Eventually, the water does go back down and reveals after the fact, all the newest changes that the river has made in the park. You saw part of that in my last post with the way one favorite willow tree has been shaped by this latest event. In many places in the park, you can find logs that floated here from some potentially far away places.
Just a few weeks earlier, I posted images of Asian carp jumping over this very same spot. The walls of the dam were no obstacle then. Now the dam has been “graced” with many logs that were stranded along the top. They will stay here until the next flooding event or until something else shifts the balance.

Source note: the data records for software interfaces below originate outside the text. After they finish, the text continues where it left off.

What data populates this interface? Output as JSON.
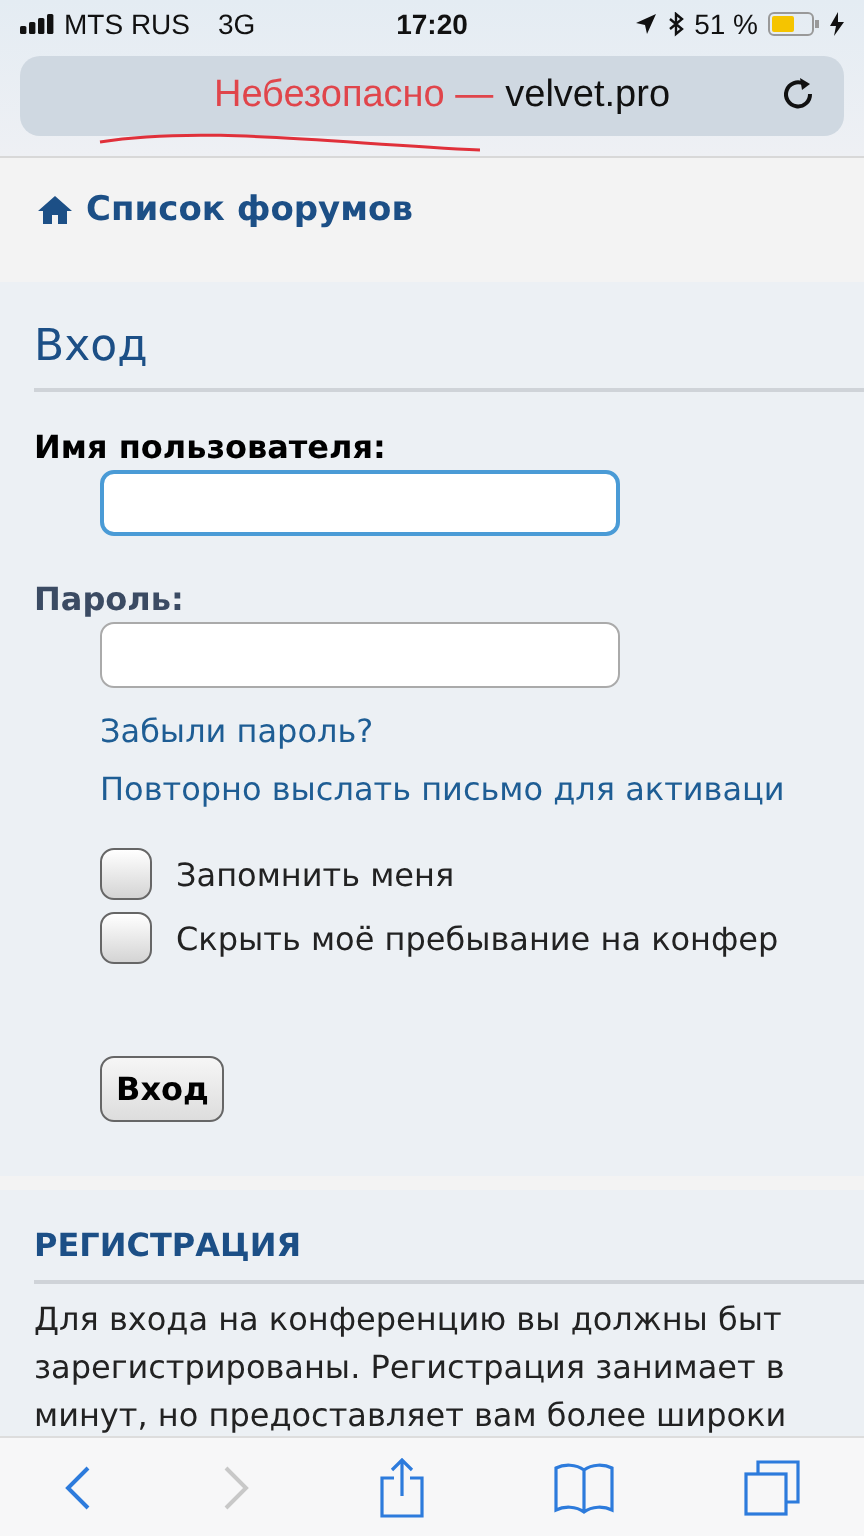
{
  "status_bar": {
    "carrier": "MTS RUS",
    "network": "3G",
    "time": "17:20",
    "battery": "51 %"
  },
  "address_bar": {
    "warning": "Небезопасно —",
    "domain": "velvet.pro"
  },
  "breadcrumb": "Список форумов",
  "login": {
    "title": "Вход",
    "fields": [
      {
        "label": "Имя пользователя:",
        "focused": true
      },
      {
        "label": "Пароль:",
        "focused": false
      }
    ],
    "links": [
      "Забыли пароль?",
      "Повторно выслать письмо для активаци"
    ],
    "checkboxes": [
      {
        "label": "Запомнить меня",
        "checked": false
      },
      {
        "label": "Скрыть моё пребывание на конфер",
        "checked": false
      }
    ],
    "button": "Вход"
  },
  "registration": {
    "title": "РЕГИСТРАЦИЯ",
    "lines": [
      "Для входа на конференцию вы должны быт",
      "зарегистрированы. Регистрация занимает в",
      "минут, но предоставляет вам более широки"
    ]
  },
  "toolbar": {
    "forward_disabled": true
  }
}
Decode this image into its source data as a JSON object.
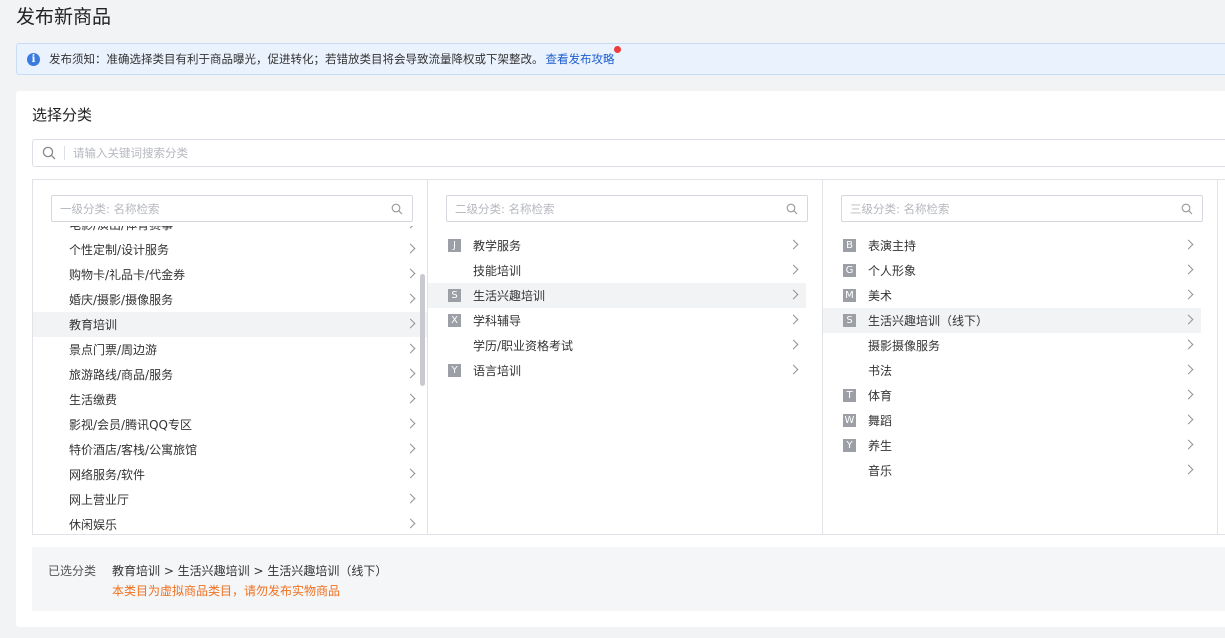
{
  "page_title": "发布新商品",
  "notice": {
    "text": "发布须知：准确选择类目有利于商品曝光，促进转化；若错放类目将会导致流量降权或下架整改。",
    "link": "查看发布攻略"
  },
  "panel": {
    "title": "选择分类",
    "search_placeholder": "请输入关键词搜索分类"
  },
  "columns": {
    "level1": {
      "placeholder": "一级分类: 名称检索",
      "partial_top": "电影/演出/体育赛事",
      "items": [
        {
          "label": "个性定制/设计服务",
          "active": false
        },
        {
          "label": "购物卡/礼品卡/代金券",
          "active": false
        },
        {
          "label": "婚庆/摄影/摄像服务",
          "active": false
        },
        {
          "label": "教育培训",
          "active": true
        },
        {
          "label": "景点门票/周边游",
          "active": false
        },
        {
          "label": "旅游路线/商品/服务",
          "active": false
        },
        {
          "label": "生活缴费",
          "active": false
        },
        {
          "label": "影视/会员/腾讯QQ专区",
          "active": false
        },
        {
          "label": "特价酒店/客栈/公寓旅馆",
          "active": false
        },
        {
          "label": "网络服务/软件",
          "active": false
        },
        {
          "label": "网上营业厅",
          "active": false
        }
      ],
      "partial_bottom": "休闲娱乐"
    },
    "level2": {
      "placeholder": "二级分类: 名称检索",
      "items": [
        {
          "letter": "J",
          "label": "教学服务",
          "active": false
        },
        {
          "letter": "",
          "label": "技能培训",
          "active": false
        },
        {
          "letter": "S",
          "label": "生活兴趣培训",
          "active": true
        },
        {
          "letter": "X",
          "label": "学科辅导",
          "active": false
        },
        {
          "letter": "",
          "label": "学历/职业资格考试",
          "active": false
        },
        {
          "letter": "Y",
          "label": "语言培训",
          "active": false
        }
      ]
    },
    "level3": {
      "placeholder": "三级分类: 名称检索",
      "items": [
        {
          "letter": "B",
          "label": "表演主持",
          "active": false
        },
        {
          "letter": "G",
          "label": "个人形象",
          "active": false
        },
        {
          "letter": "M",
          "label": "美术",
          "active": false
        },
        {
          "letter": "S",
          "label": "生活兴趣培训（线下）",
          "active": true
        },
        {
          "letter": "",
          "label": "摄影摄像服务",
          "active": false
        },
        {
          "letter": "",
          "label": "书法",
          "active": false
        },
        {
          "letter": "T",
          "label": "体育",
          "active": false
        },
        {
          "letter": "W",
          "label": "舞蹈",
          "active": false
        },
        {
          "letter": "Y",
          "label": "养生",
          "active": false
        },
        {
          "letter": "",
          "label": "音乐",
          "active": false
        }
      ]
    }
  },
  "selected": {
    "label": "已选分类",
    "path": "教育培训 > 生活兴趣培训 > 生活兴趣培训（线下）",
    "warning": "本类目为虚拟商品类目，请勿发布实物商品"
  },
  "colors": {
    "accent": "#1d5fd0",
    "warning": "#f0701e",
    "badge_dot": "#ee3b3b",
    "letter_badge": "#9c9fa5"
  }
}
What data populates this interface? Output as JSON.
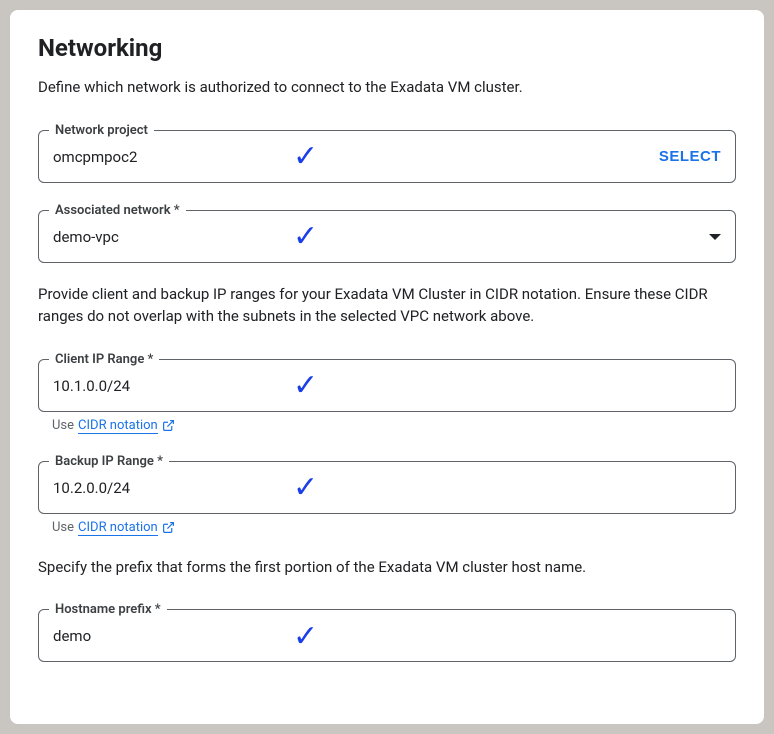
{
  "title": "Networking",
  "desc1": "Define which network is authorized to connect to the Exadata VM cluster.",
  "desc2": "Provide client and backup IP ranges for your Exadata VM Cluster in CIDR notation. Ensure these CIDR ranges do not overlap with the subnets in the selected VPC network above.",
  "desc3": "Specify the prefix that forms the first portion of the Exadata VM cluster host name.",
  "networkProject": {
    "label": "Network project",
    "value": "omcpmpoc2",
    "selectLabel": "SELECT"
  },
  "associatedNetwork": {
    "label": "Associated network *",
    "value": "demo-vpc"
  },
  "clientIp": {
    "label": "Client IP Range *",
    "value": "10.1.0.0/24",
    "helperPrefix": "Use ",
    "helperLink": "CIDR notation"
  },
  "backupIp": {
    "label": "Backup IP Range *",
    "value": "10.2.0.0/24",
    "helperPrefix": "Use ",
    "helperLink": "CIDR notation"
  },
  "hostname": {
    "label": "Hostname prefix *",
    "value": "demo"
  }
}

Because this is summer and we have experienced so much rain, all the vegetation is really lush. Familiar paths are overgrown and the heat and humidity seem trapped at ground level. I am completely sweaty in no time at all. I went and checked out the green bottle piece I had made many weeks a go and it is still relatively in place. I assembled it on top of a large driftwood mound that this latest bout of high water was unable to fully reach. I can tell that the mound has shifted some and all of the bottles have settled within the upturned boat dock. Now, the entire mound is covered in vines. This makes it especially tricky to walk over. I snapped a few pictures and moved to the safety of the riverbank. There are lots of areas to explore and who knows what we shall find?
Slogging through the mud and wetness along the river’s edge, I make this amazing discovery. It’s a River coconut! I wonder what the tree that produced this hairy fruit looks like? Since much of the water that reaches us here flows from the north downward, I imagine that this is one hardy tree. I guess the coconut’s shagginess is a coping mechanism for cold winters? As we walk, there are more discoveries to be made.
Further down the riverbank I encounter this object. I am holding it as I am because initially, I thought this was an extra-large toy wristwatch minus the hands and numbers. Since I have been able to examine it more closely from the leisure of my home…I am now thinking that this is a child’s pro wrestling inspired championship belt? All the glued on rhinestones must have fallen off while the river carried it away from wherever it originated from.
Walking further west…I discover the remains of a riding toy. This is a blue plastic dolphin that came to rest in the Willow Habitat. There are more plastic items to find. Next was perhaps my favorite find of the day.
This is so small, that I’m surprised I spotted it among all the other small items both natural and artificial. It’s of course a plastic doll shoe, but this one has a nice patina acquired from being in the river for a while. I still find many dolls and doll parts, but this little doll accessory is a rare find. Unfortunately, there is also plenty of other plastic in the park that isn’t so hard to find. Here’s one such example as I found it in place.
Three plastic bottles and containers rest in a pretty disgusting looking puddle. The orange color is actually something I find occurring here naturally and may be due to some red oxide that exists below the many levels of clay and sand. Of late, I have been collecting various plastic bottles and creating other site specific pieces with them. On this particular day, I made a relatively small one due to time constraints. I have often found that it is good to have some limits with this river art. Simply, there are so many things one can work with and I have added to my vocabulary of forms and materials slowly over the years.
Like some of my previous efforts, I chose a particularly promising area that seemed to have a “wealth” of plastic bottles and containers. I then set out to find colorful examples to make an assemblage with. I like contrasting the high artificiality of these bright objects with the more subdued organic efforts of Mother Nature. The high-keyed colors are often cheery. I think that even on a subconscious level, we recognize the former products that were in these bottles even without their original labels which have washed away. From our own household experiences and uses, we are reassured by the soap that will clean our clothes or the oil that keeps our engines humming and in good condition. That’s where the tension lies in these simple assemblages…we know that this is far from the case. Since we now know that these containers and the products they once held were extracted from nature at great cost. In the aftermath of use…that cost continues as the packaging is disposed of irresponsibly. This particular artwork is heavy on the black which influences things as well. I simply found more black containers on this day and used them. After a few photographs, I picked up my collecting bags and headed home exhausted from slogging through the mud, heat, and humidity. I’ll leave this post with one more view from the Indiana side of the Ohio River. On the way home, I noticed a small flock of Canada Geese gliding past the skyline of Louisville and the river seemed at peace for the moment. Catch you later from the Falls of the Ohio.